- With the RCD off, turn all the protected circuit breakers off.
- Try to reset the RCD. If it will not reset, continue with the detailed procedure.
- If it does reset, turn on each circuit breaker independently to determine which circuit may be faulty.
- Once the faulty circuit is established, determine which lights or power points are on that circuit and isolate them. Continue with the detailed procedure but only with this single circuit.
I have often been called out when this procedure has not produced the desired result. Often people miss appliance power points such as dish washers, hot plate ignition, fridges (too hard to access!), garage door power points, external heaters. The other mistake made is to isolate by turning the power point switch off. Note that every appliance must be physically unplugged.
The above switchboard is typical of a newer single phase circuit breaker design.
All switches are in the on position.
From left to right we have
- Main Switch. (should be labelled main switch light & power). This device is rated at 80 amps but will not current limit the supply. The requirements now would be for a 63 amp circuit breaker (assuming 63 amp supply) as a main switch.

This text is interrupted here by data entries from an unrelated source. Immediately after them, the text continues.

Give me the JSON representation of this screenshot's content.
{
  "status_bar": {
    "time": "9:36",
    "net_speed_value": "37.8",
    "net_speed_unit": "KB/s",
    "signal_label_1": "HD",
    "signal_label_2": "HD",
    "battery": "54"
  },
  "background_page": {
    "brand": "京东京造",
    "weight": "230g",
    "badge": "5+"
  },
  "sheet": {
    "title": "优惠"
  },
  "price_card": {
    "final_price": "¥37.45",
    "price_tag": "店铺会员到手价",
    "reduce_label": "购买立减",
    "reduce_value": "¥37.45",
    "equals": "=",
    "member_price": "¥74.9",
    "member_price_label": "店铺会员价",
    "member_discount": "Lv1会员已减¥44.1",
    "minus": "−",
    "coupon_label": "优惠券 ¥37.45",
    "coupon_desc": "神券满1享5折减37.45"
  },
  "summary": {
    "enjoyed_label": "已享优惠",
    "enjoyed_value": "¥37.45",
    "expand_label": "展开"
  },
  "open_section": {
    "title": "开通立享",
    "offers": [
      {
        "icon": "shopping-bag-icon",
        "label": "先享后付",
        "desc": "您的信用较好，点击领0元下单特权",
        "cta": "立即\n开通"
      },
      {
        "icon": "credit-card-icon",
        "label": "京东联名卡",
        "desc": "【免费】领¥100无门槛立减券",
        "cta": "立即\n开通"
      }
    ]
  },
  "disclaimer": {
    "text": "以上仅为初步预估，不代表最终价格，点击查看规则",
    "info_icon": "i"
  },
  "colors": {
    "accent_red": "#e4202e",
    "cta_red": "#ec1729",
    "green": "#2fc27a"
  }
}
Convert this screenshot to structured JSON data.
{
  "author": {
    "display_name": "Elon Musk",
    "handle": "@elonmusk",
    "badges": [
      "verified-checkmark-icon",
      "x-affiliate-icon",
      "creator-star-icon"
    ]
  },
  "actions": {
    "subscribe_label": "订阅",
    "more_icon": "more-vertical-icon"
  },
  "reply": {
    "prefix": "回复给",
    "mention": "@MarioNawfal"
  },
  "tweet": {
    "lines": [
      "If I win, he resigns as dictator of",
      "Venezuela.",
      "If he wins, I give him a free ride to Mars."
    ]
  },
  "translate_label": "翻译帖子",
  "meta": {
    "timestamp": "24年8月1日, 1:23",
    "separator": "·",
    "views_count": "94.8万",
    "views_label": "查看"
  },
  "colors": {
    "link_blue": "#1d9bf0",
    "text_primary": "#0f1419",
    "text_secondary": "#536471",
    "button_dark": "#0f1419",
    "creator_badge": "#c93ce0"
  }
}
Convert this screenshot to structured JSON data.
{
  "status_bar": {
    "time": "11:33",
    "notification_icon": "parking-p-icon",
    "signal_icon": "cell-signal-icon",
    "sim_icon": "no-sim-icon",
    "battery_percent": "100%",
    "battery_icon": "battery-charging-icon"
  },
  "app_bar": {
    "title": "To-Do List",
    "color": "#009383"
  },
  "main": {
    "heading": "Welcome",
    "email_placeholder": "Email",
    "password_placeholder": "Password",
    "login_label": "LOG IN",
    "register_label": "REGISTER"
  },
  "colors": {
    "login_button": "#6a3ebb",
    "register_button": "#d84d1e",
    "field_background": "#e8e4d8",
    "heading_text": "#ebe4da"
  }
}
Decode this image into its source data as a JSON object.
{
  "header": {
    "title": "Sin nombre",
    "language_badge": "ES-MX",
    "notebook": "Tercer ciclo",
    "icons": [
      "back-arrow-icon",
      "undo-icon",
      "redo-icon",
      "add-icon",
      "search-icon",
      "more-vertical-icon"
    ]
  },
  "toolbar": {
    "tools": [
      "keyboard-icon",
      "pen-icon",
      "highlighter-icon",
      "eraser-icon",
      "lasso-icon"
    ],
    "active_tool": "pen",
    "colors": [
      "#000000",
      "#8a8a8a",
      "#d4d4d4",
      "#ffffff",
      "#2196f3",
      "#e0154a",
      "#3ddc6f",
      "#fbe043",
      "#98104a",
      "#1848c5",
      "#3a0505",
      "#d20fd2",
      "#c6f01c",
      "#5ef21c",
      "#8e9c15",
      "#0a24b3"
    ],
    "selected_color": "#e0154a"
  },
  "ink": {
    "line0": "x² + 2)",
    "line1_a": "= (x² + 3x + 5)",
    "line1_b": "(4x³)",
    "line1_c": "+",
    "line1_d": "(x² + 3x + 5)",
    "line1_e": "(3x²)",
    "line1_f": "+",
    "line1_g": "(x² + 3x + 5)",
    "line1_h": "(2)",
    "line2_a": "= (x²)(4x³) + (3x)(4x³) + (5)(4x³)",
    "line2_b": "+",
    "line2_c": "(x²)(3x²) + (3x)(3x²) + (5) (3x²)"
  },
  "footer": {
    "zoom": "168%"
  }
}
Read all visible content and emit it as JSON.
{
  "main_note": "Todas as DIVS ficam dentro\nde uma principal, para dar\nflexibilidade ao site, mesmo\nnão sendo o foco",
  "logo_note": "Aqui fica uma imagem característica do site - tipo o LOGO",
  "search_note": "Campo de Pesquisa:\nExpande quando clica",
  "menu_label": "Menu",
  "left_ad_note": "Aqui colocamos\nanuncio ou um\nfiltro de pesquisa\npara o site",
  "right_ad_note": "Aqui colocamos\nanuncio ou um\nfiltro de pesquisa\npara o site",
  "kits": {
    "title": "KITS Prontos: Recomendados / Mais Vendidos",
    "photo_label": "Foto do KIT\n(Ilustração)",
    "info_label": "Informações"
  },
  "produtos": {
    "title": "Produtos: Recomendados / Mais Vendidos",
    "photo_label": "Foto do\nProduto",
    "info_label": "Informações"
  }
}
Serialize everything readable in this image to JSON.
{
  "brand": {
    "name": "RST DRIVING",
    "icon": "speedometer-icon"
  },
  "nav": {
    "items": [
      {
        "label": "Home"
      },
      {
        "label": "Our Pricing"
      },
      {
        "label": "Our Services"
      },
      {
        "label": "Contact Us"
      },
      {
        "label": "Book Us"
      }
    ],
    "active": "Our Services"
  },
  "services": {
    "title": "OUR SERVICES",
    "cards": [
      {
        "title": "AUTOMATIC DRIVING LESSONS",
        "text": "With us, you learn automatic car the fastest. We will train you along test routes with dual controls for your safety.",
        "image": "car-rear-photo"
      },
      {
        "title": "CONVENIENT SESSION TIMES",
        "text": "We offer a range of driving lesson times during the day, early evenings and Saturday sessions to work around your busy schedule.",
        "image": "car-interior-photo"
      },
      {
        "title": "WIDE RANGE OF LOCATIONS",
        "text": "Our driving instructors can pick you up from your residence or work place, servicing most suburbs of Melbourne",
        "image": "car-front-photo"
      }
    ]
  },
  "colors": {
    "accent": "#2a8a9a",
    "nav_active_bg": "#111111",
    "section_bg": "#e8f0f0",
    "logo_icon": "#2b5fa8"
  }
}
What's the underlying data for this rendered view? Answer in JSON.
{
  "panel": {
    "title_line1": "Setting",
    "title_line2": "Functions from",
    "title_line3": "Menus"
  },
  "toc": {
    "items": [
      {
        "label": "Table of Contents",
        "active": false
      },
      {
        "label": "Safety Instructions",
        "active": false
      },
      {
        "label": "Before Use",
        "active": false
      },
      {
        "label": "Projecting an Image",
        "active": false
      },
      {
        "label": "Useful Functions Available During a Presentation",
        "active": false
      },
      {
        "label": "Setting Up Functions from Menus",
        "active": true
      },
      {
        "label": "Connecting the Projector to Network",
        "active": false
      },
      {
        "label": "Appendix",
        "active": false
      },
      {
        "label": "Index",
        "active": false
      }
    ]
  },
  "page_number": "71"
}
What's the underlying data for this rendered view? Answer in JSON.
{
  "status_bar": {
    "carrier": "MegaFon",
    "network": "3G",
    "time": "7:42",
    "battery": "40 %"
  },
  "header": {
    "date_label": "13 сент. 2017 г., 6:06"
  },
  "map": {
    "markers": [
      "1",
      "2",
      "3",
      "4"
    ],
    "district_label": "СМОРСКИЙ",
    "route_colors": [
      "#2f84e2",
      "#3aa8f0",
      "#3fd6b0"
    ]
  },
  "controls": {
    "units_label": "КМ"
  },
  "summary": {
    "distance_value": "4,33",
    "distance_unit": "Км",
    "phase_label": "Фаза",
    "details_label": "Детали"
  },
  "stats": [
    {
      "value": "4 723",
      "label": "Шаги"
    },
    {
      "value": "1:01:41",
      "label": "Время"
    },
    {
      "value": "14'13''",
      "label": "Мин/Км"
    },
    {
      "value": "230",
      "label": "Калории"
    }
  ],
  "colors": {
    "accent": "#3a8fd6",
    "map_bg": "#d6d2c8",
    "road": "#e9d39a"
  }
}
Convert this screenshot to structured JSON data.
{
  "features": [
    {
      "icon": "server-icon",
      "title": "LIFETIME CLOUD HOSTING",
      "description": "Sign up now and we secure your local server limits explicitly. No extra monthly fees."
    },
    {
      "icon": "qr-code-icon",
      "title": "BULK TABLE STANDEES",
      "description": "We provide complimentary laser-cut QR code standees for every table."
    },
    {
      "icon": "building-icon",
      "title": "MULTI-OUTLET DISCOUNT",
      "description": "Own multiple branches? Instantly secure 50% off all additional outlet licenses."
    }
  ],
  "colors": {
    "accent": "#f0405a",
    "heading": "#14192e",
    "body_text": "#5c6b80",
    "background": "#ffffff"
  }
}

- Stove. This is a 25 amp circuit. Probably a direct connection at the stove. Note that a lot of ovens utilise a 10, 15 or 20 amp power point for a connection. Hot plates are mostly direct connected but are required to have an isolation switch fitted in a readily accessible location (not cupboard) within 2 metres of the appliance and suitably labeled.
- Safety switch. Rated at 40 amps withoutcurrent limiting.
- Power circuits. 5 x 20 amp circuit breakers protected by the first safety switch (RCD)
- Safety switch. Rated at 40 amps without current limiting. Label missing.
- Light Circuits. 3 x 10 amp circuit breakers. One label missing
- Also missing is the location of the main earth electrode.
The pictures below show not only some of my good work but also just some of the all too common examples of unsafe and non-compliant works that have allegedly been carried out by licensed electricians and registered electrical contractors. Out of sight should not mean out of mind. Compare my loose insulation down light installation (pic2) or in roof cabling (pic 3) to that which is more commonly dished up (pics 7 & 8). Who can you trust? Is it worth the risk??